Say 'no' to photoshop

The new feature is part of Facebook's efforts to combat the spread of fake news and misinformation. While Instagram hasn't clearly outlined what it considers as "false information," a post will have to go through third-party fact-checkers for approval before it gets uploaded on the platform.

Instagram
An example of a digitally altered image on Instagram. Instagram / @amelialiana

However, this has raised concerns among photographers and left them wondering whether the system is taking things too far with its policing. One such photographer is San Francisco-based Toby Harriman who came across an image posted by Instagram user MIX Society while browsing through his Instagram feed and found that the image had been labelled as "false" and shared it on Facebook.

Facebook / Toby Harriman

The image in question is of a man standing atop rainbow-hued mountains, which quite clearly is not a real place and evidently altered for artistic reasons. "Looks like Instagram x Facebook will start tagging false photos/digital art," Harriman wrote.

A Twitter user with the handle @LaBeautyologist also came across a similar warning on Instagram displayed under a post about the devastating bushfires in Australia.
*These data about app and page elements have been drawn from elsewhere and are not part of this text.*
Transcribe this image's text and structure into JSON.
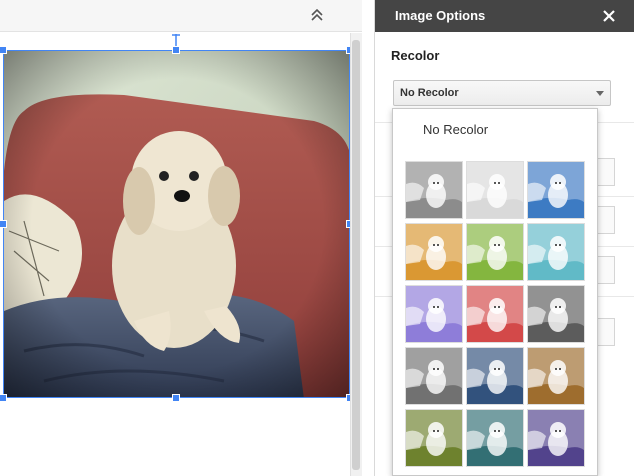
{
  "panel": {
    "title": "Image Options",
    "close_icon": "close-icon",
    "section": "Recolor",
    "dropdown_value": "No Recolor"
  },
  "menu": {
    "no_recolor_label": "No Recolor",
    "swatches": [
      {
        "name": "grayscale-light",
        "tint": "#8a8a8a"
      },
      {
        "name": "grayscale-faded",
        "tint": "#d8d8d8"
      },
      {
        "name": "light-blue",
        "tint": "#3a78c2"
      },
      {
        "name": "orange",
        "tint": "#d9962f"
      },
      {
        "name": "green",
        "tint": "#82b43c"
      },
      {
        "name": "teal",
        "tint": "#5eb8c6"
      },
      {
        "name": "purple",
        "tint": "#8c7ad8"
      },
      {
        "name": "red",
        "tint": "#d24646"
      },
      {
        "name": "grayscale-dark",
        "tint": "#5a5a5a"
      },
      {
        "name": "gray",
        "tint": "#6f6f6f"
      },
      {
        "name": "dark-blue",
        "tint": "#2e4f7a"
      },
      {
        "name": "brown",
        "tint": "#9c6a2a"
      },
      {
        "name": "olive-green",
        "tint": "#6b7f2a"
      },
      {
        "name": "dark-teal",
        "tint": "#2f6d72"
      },
      {
        "name": "dark-purple",
        "tint": "#4f3f8a"
      }
    ]
  },
  "colors": {
    "accent": "#4285f4",
    "panel_header": "#454545"
  }
}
What happens once a post is flagged?

Once a post is flagged, Instagram makes it harder to find by removing it from the Explore feed, Hashtag pages, and is automatically flagged in future posts.

Instagram has said that it uses "a combination of feedback from our community and technology" to identify which photos to pass onto third-party independent fact-checkers and If those fact-checkers determine that a photo is fake, it's hidden behind a warning message before anyone can view it. This means that while the post might still be visible in a feed or a user's profile, when one clicks on it to view it in full screen, users will see a warning as shown in the post above.
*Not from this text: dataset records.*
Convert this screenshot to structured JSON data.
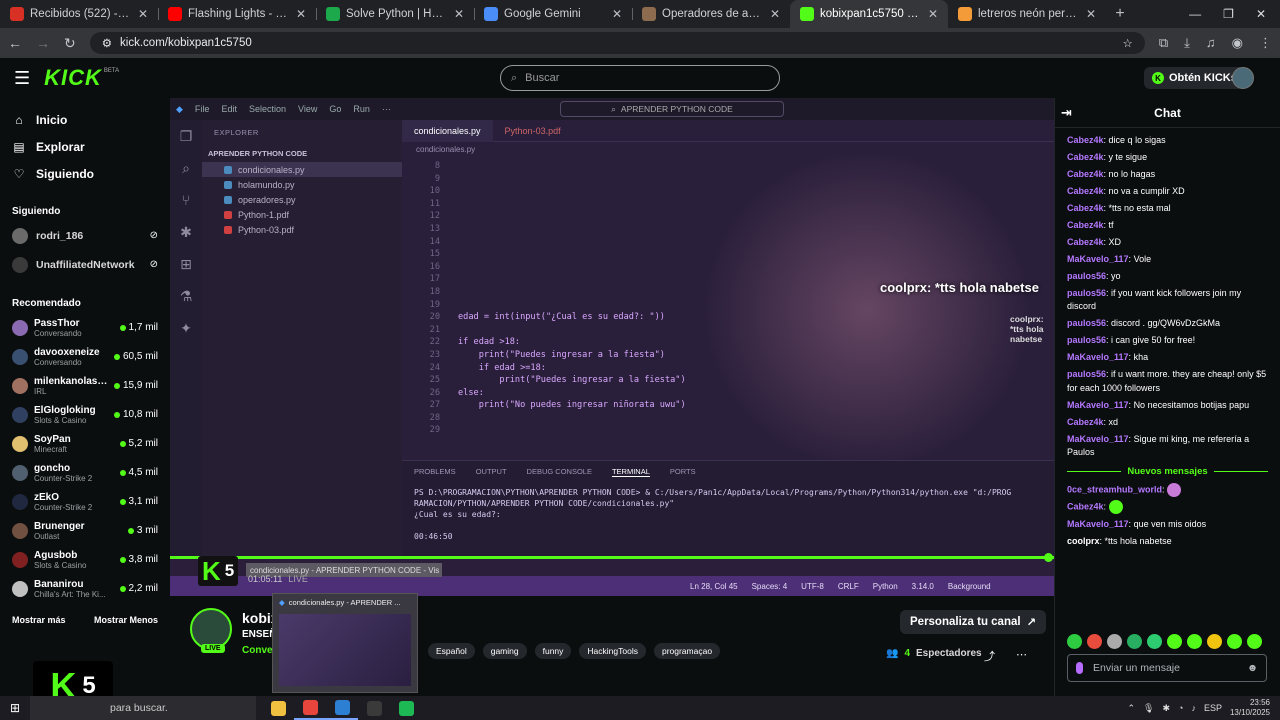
{
  "browser": {
    "tabs": [
      {
        "label": "Recibidos (522) - digpgod@gmail.com",
        "icon": "gmail-icon",
        "color": "#d93025",
        "active": false
      },
      {
        "label": "Flashing Lights - YouTube",
        "icon": "youtube-icon",
        "color": "#ff0000",
        "active": false
      },
      {
        "label": "Solve Python | HackerRank",
        "icon": "hackerrank-icon",
        "color": "#1ba94c",
        "active": false
      },
      {
        "label": "Google Gemini",
        "icon": "gemini-icon",
        "color": "#4b8df8",
        "active": false
      },
      {
        "label": "Operadores de asignación | Py",
        "icon": "docs-icon",
        "color": "#8c6b4f",
        "active": false
      },
      {
        "label": "kobixpan1c5750 Stream - Watch",
        "icon": "kick-icon",
        "color": "#53fc18",
        "active": true
      },
      {
        "label": "letreros neón personalizados le",
        "icon": "shop-icon",
        "color": "#f29b38",
        "active": false
      }
    ],
    "new_tab": "+",
    "url": "kick.com/kobixpan1c5750"
  },
  "header": {
    "logo": "KICK",
    "beta": "BETA",
    "search_placeholder": "Buscar",
    "get_kicks": "Obtén KICKs"
  },
  "sidebar": {
    "nav": [
      {
        "label": "Inicio",
        "icon": "home-icon",
        "glyph": "⌂"
      },
      {
        "label": "Explorar",
        "icon": "compass-icon",
        "glyph": "▤"
      },
      {
        "label": "Siguiendo",
        "icon": "heart-icon",
        "glyph": "♡"
      }
    ],
    "following_title": "Siguiendo",
    "following": [
      {
        "name": "rodri_186",
        "color": "#6a6a6a"
      },
      {
        "name": "UnaffiliatedNetwork",
        "color": "#3a3a3a"
      }
    ],
    "recommended_title": "Recomendado",
    "recommended": [
      {
        "name": "PassThor",
        "category": "Conversando",
        "viewers": "1,7 mil",
        "color": "#8a6ab0"
      },
      {
        "name": "davooxeneize",
        "category": "Conversando",
        "viewers": "60,5 mil",
        "color": "#3a5070"
      },
      {
        "name": "milenkanolasco",
        "category": "IRL",
        "viewers": "15,9 mil",
        "color": "#a07060"
      },
      {
        "name": "ElGlogloking",
        "category": "Slots & Casino",
        "viewers": "10,8 mil",
        "color": "#304060"
      },
      {
        "name": "SoyPan",
        "category": "Minecraft",
        "viewers": "5,2 mil",
        "color": "#e0c070"
      },
      {
        "name": "goncho",
        "category": "Counter-Strike 2",
        "viewers": "4,5 mil",
        "color": "#506070"
      },
      {
        "name": "zEkO",
        "category": "Counter-Strike 2",
        "viewers": "3,1 mil",
        "color": "#202840"
      },
      {
        "name": "Brunenger",
        "category": "Outlast",
        "viewers": "3 mil",
        "color": "#705040"
      },
      {
        "name": "Agusbob",
        "category": "Slots & Casino",
        "viewers": "3,8 mil",
        "color": "#802020"
      },
      {
        "name": "Bananirou",
        "category": "Chilla's Art: The Ki...",
        "viewers": "2,2 mil",
        "color": "#c0c0c0"
      }
    ],
    "show_more": "Mostrar más",
    "show_less": "Mostrar Menos",
    "kick_badge_number": "5"
  },
  "video": {
    "vscode": {
      "menu": [
        "File",
        "Edit",
        "Selection",
        "View",
        "Go",
        "Run",
        "···"
      ],
      "search": "APRENDER PYTHON CODE",
      "explorer_title": "EXPLORER",
      "project": "APRENDER PYTHON CODE",
      "files": [
        {
          "name": "condicionales.py",
          "color": "#4b8bbe",
          "selected": true
        },
        {
          "name": "holamundo.py",
          "color": "#4b8bbe",
          "selected": false
        },
        {
          "name": "operadores.py",
          "color": "#4b8bbe",
          "selected": false
        },
        {
          "name": "Python-1.pdf",
          "color": "#d04040",
          "selected": false
        },
        {
          "name": "Python-03.pdf",
          "color": "#d04040",
          "selected": false
        }
      ],
      "tabs": [
        "condicionales.py",
        "Python-03.pdf"
      ],
      "breadcrumb": "condicionales.py",
      "code": [
        {
          "n": "8",
          "t": ""
        },
        {
          "n": "9",
          "t": ""
        },
        {
          "n": "10",
          "t": ""
        },
        {
          "n": "11",
          "t": ""
        },
        {
          "n": "12",
          "t": ""
        },
        {
          "n": "13",
          "t": ""
        },
        {
          "n": "14",
          "t": ""
        },
        {
          "n": "15",
          "t": ""
        },
        {
          "n": "16",
          "t": ""
        },
        {
          "n": "17",
          "t": ""
        },
        {
          "n": "18",
          "t": ""
        },
        {
          "n": "19",
          "t": ""
        },
        {
          "n": "20",
          "t": "edad = int(input(\"¿Cual es su edad?: \"))"
        },
        {
          "n": "21",
          "t": ""
        },
        {
          "n": "22",
          "t": "if edad >18:"
        },
        {
          "n": "23",
          "t": "    print(\"Puedes ingresar a la fiesta\")"
        },
        {
          "n": "24",
          "t": "    if edad >=18:"
        },
        {
          "n": "25",
          "t": "        print(\"Puedes ingresar a la fiesta\")"
        },
        {
          "n": "26",
          "t": "else:"
        },
        {
          "n": "27",
          "t": "    print(\"No puedes ingresar niñorata uwu\")"
        },
        {
          "n": "28",
          "t": ""
        },
        {
          "n": "29",
          "t": ""
        }
      ],
      "panel_tabs": [
        "PROBLEMS",
        "OUTPUT",
        "DEBUG CONSOLE",
        "TERMINAL",
        "PORTS"
      ],
      "terminal": [
        "PS D:\\PROGRAMACION\\PYTHON\\APRENDER PYTHON CODE> & C:/Users/Pan1c/AppData/Local/Programs/Python/Python314/python.exe \"d:/PROG",
        "RAMACION/PYTHON/APRENDER PYTHON CODE/condicionales.py\"",
        "¿Cual es su edad?:",
        "",
        "   00:46:50"
      ],
      "status": [
        "Ln 28, Col 45",
        "Spaces: 4",
        "UTF-8",
        "CRLF",
        "Python",
        "3.14.0",
        "Background"
      ]
    },
    "tts_big": "coolprx: *tts hola nabetse",
    "tts_small": "coolprx: *tts hola nabetse",
    "window_tooltip": "condicionales.py - APRENDER PYTHON CODE - Vis",
    "time": "01:05:11",
    "live": "LIVE",
    "progress_fraction": 1.0
  },
  "stream": {
    "name": "kobixpan1c5750",
    "title": "ENSEÑ...",
    "category": "Conversando",
    "tags": [
      "Español",
      "gaming",
      "funny",
      "HackingTools",
      "programaçao"
    ],
    "live_badge": "LIVE",
    "customize": "Personaliza tu canal",
    "viewers_count": "4",
    "viewers_label": "Espectadores",
    "thumb_title": "condicionales.py - APRENDER ..."
  },
  "chat": {
    "title": "Chat",
    "messages": [
      {
        "user": "Cabez4k",
        "color": "#b478ff",
        "text": "dice q lo sigas"
      },
      {
        "user": "Cabez4k",
        "color": "#b478ff",
        "text": "y te sigue"
      },
      {
        "user": "Cabez4k",
        "color": "#b478ff",
        "text": "no lo hagas"
      },
      {
        "user": "Cabez4k",
        "color": "#b478ff",
        "text": "no va a cumplir XD"
      },
      {
        "user": "Cabez4k",
        "color": "#b478ff",
        "text": "*tts no esta mal"
      },
      {
        "user": "Cabez4k",
        "color": "#b478ff",
        "text": "tf"
      },
      {
        "user": "Cabez4k",
        "color": "#b478ff",
        "text": "XD"
      },
      {
        "user": "MaKavelo_117",
        "color": "#b478ff",
        "text": "Vole"
      },
      {
        "user": "paulos56",
        "color": "#b478ff",
        "text": "yo"
      },
      {
        "user": "paulos56",
        "color": "#b478ff",
        "text": "if you want kick followers join my discord"
      },
      {
        "user": "paulos56",
        "color": "#b478ff",
        "text": "discord . gg/QW6vDzGkMa"
      },
      {
        "user": "paulos56",
        "color": "#b478ff",
        "text": "i can give 50 for free!"
      },
      {
        "user": "MaKavelo_117",
        "color": "#b478ff",
        "text": "kha"
      },
      {
        "user": "paulos56",
        "color": "#b478ff",
        "text": "if u want more. they are cheap! only $5 for each 1000 followers"
      },
      {
        "user": "MaKavelo_117",
        "color": "#b478ff",
        "text": "No necesitamos botijas papu"
      },
      {
        "user": "Cabez4k",
        "color": "#b478ff",
        "text": "xd"
      },
      {
        "user": "MaKavelo_117",
        "color": "#b478ff",
        "text": "Sigue mi king, me referería a Paulos"
      }
    ],
    "new_messages": "Nuevos mensajes",
    "new": [
      {
        "user": "0ce_streamhub_world",
        "color": "#b478ff",
        "text": "",
        "emote": "#c97bd8"
      },
      {
        "user": "Cabez4k",
        "color": "#b478ff",
        "text": "",
        "emote": "#53fc18"
      },
      {
        "user": "MaKavelo_117",
        "color": "#b478ff",
        "text": "que ven mis oidos",
        "emote": ""
      },
      {
        "user": "coolprx",
        "color": "#ffffff",
        "text": "*tts hola nabetse",
        "emote": ""
      }
    ],
    "emote_colors": [
      "#2ecc40",
      "#e74c3c",
      "#aaaaaa",
      "#27ae60",
      "#2ecc71",
      "#53fc18",
      "#53fc18",
      "#f1c40f",
      "#53fc18",
      "#53fc18"
    ],
    "input_placeholder": "Enviar un mensaje"
  },
  "taskbar": {
    "search": "para buscar.",
    "apps": [
      {
        "name": "files-app",
        "color": "#f0c040"
      },
      {
        "name": "chrome-app",
        "color": "#e8453c"
      },
      {
        "name": "vscode-app",
        "color": "#2d7fd3"
      },
      {
        "name": "obs-app",
        "color": "#3a3a3a"
      },
      {
        "name": "spotify-app",
        "color": "#1db954"
      }
    ],
    "lang": "ESP",
    "time": "23:56",
    "date": "13/10/2025"
  }
}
"Interesting to see this and curious if it's a bit too far," Harriman added. "As much as I do love it to help better associate real vs Photoshop. I also have a huge respect for digital art and don't want to have to click through barriers to see it."

Twitter / @LaBeautyologist